PROBLEM DETAILS:
As you work through the listing below, copy each line exactly and drop the images.

DATA FOR PROCESSING:
============================================================

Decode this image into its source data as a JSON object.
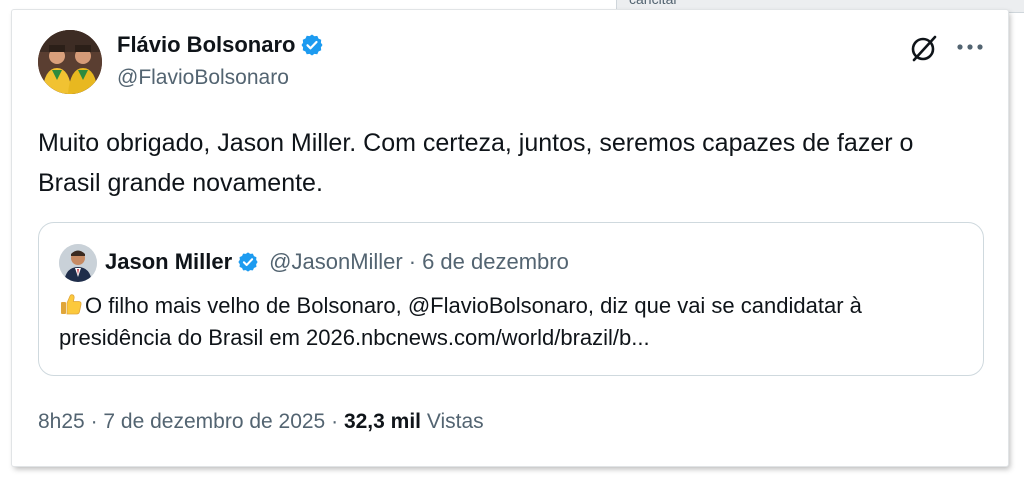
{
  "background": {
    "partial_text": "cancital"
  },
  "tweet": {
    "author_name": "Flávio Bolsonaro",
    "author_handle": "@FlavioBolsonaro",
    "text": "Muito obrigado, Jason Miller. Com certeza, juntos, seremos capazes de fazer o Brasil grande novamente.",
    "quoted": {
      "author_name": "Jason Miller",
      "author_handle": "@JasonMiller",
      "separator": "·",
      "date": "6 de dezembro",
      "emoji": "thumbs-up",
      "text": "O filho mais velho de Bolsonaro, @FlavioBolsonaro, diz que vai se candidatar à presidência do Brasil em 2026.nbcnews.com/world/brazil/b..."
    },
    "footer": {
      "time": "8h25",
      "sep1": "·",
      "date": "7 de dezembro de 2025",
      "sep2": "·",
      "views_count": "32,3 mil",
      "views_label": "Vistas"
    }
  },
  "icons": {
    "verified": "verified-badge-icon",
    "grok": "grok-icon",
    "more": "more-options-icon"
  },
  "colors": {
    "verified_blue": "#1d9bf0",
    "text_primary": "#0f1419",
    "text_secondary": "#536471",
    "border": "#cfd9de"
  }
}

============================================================

EXERCISE RESULT:
Decode this image into its source data as a JSON object.
{
  "background": {
    "partial_text": "cancital"
  },
  "tweet": {
    "author_name": "Flávio Bolsonaro",
    "author_handle": "@FlavioBolsonaro",
    "text": "Muito obrigado, Jason Miller. Com certeza, juntos, seremos capazes de fazer o Brasil grande novamente.",
    "quoted": {
      "author_name": "Jason Miller",
      "author_handle": "@JasonMiller",
      "separator": "·",
      "date": "6 de dezembro",
      "emoji": "thumbs-up",
      "text": "O filho mais velho de Bolsonaro, @FlavioBolsonaro, diz que vai se candidatar à presidência do Brasil em 2026.nbcnews.com/world/brazil/b..."
    },
    "footer": {
      "time": "8h25",
      "sep1": "·",
      "date": "7 de dezembro de 2025",
      "sep2": "·",
      "views_count": "32,3 mil",
      "views_label": "Vistas"
    }
  },
  "icons": {
    "verified": "verified-badge-icon",
    "grok": "grok-icon",
    "more": "more-options-icon"
  },
  "colors": {
    "verified_blue": "#1d9bf0",
    "text_primary": "#0f1419",
    "text_secondary": "#536471",
    "border": "#cfd9de"
  }
}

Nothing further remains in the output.